Carter M. Fortune, founder and chairman of Indianapolis-based Fortune Industries Inc., has died, the company announced Monday.
Fortune, 70, died Saturday at his home in Destin, Fla.
“We are very saddened by Carter’s passing, but we are prepared to move forward, carry out his vision and honor his legacy,” Tena Mayberry, president and CEO of the professional employer organization, said in a prepared statement.
Fortune, majority shareholder of the publicly traded Fortune Industries, had been diagnosed with a potentially terminal disease, according to a Securities and Exchange Commission filing released earlier this year.
The company disclosed the illness as Fortune worked on a sale of the business to CEP Inc., a holding company led by Fortune Industries CEO Tena Mayberry and Chief Financial Officer Randy Butler. The planned management-led buyout, which would result in the business going private, values the company at $30.5 million.
Whether Fortune's death will have an impact on that deal is unclear. Calls to the company Tuesday morning were not returned.
The transaction had faced a challenge from a shareholder who filed suit against the company, attempting to block the deal, but that lawsuit was dropped Aug. 20.
The beginnings of Fortune Industries can be traced to 2000, when Carter Fortune and partners bought the shell of a public company, renamed it WOW Entertainment Inc., and began producing “Women of Wrestling” for television.

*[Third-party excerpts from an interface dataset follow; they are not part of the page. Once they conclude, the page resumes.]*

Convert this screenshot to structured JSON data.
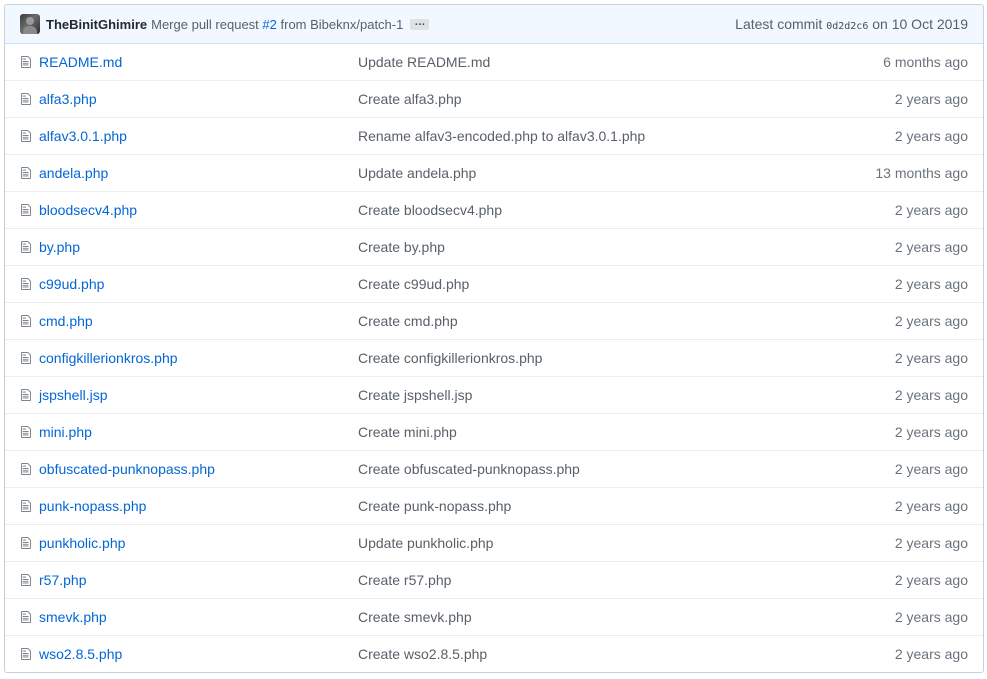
{
  "commit_tease": {
    "author": "TheBinitGhimire",
    "message_prefix": "Merge pull request",
    "pr_number": "#2",
    "message_suffix": "from Bibeknx/patch-1",
    "ellipsis": "…",
    "latest_label": "Latest commit",
    "sha": "0d2d2c6",
    "date_text": "on 10 Oct 2019"
  },
  "files": [
    {
      "name": "README.md",
      "message": "Update README.md",
      "age": "6 months ago",
      "icon": "file-icon"
    },
    {
      "name": "alfa3.php",
      "message": "Create alfa3.php",
      "age": "2 years ago",
      "icon": "file-icon"
    },
    {
      "name": "alfav3.0.1.php",
      "message": "Rename alfav3-encoded.php to alfav3.0.1.php",
      "age": "2 years ago",
      "icon": "file-icon"
    },
    {
      "name": "andela.php",
      "message": "Update andela.php",
      "age": "13 months ago",
      "icon": "file-icon"
    },
    {
      "name": "bloodsecv4.php",
      "message": "Create bloodsecv4.php",
      "age": "2 years ago",
      "icon": "file-icon"
    },
    {
      "name": "by.php",
      "message": "Create by.php",
      "age": "2 years ago",
      "icon": "file-icon"
    },
    {
      "name": "c99ud.php",
      "message": "Create c99ud.php",
      "age": "2 years ago",
      "icon": "file-icon"
    },
    {
      "name": "cmd.php",
      "message": "Create cmd.php",
      "age": "2 years ago",
      "icon": "file-icon"
    },
    {
      "name": "configkillerionkros.php",
      "message": "Create configkillerionkros.php",
      "age": "2 years ago",
      "icon": "file-icon"
    },
    {
      "name": "jspshell.jsp",
      "message": "Create jspshell.jsp",
      "age": "2 years ago",
      "icon": "file-icon"
    },
    {
      "name": "mini.php",
      "message": "Create mini.php",
      "age": "2 years ago",
      "icon": "file-icon"
    },
    {
      "name": "obfuscated-punknopass.php",
      "message": "Create obfuscated-punknopass.php",
      "age": "2 years ago",
      "icon": "file-icon"
    },
    {
      "name": "punk-nopass.php",
      "message": "Create punk-nopass.php",
      "age": "2 years ago",
      "icon": "file-icon"
    },
    {
      "name": "punkholic.php",
      "message": "Update punkholic.php",
      "age": "2 years ago",
      "icon": "file-icon"
    },
    {
      "name": "r57.php",
      "message": "Create r57.php",
      "age": "2 years ago",
      "icon": "file-icon"
    },
    {
      "name": "smevk.php",
      "message": "Create smevk.php",
      "age": "2 years ago",
      "icon": "file-icon"
    },
    {
      "name": "wso2.8.5.php",
      "message": "Create wso2.8.5.php",
      "age": "2 years ago",
      "icon": "file-icon"
    }
  ],
  "colors": {
    "link": "#0366d6",
    "header_bg": "#f1f8ff",
    "muted_text": "#586069",
    "border": "#eaecef"
  }
}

After that business failed, he began buying companies in fields such as personnel-related services, manufacturing and distribution. The company sold off everything but the human resources business more than three years ago.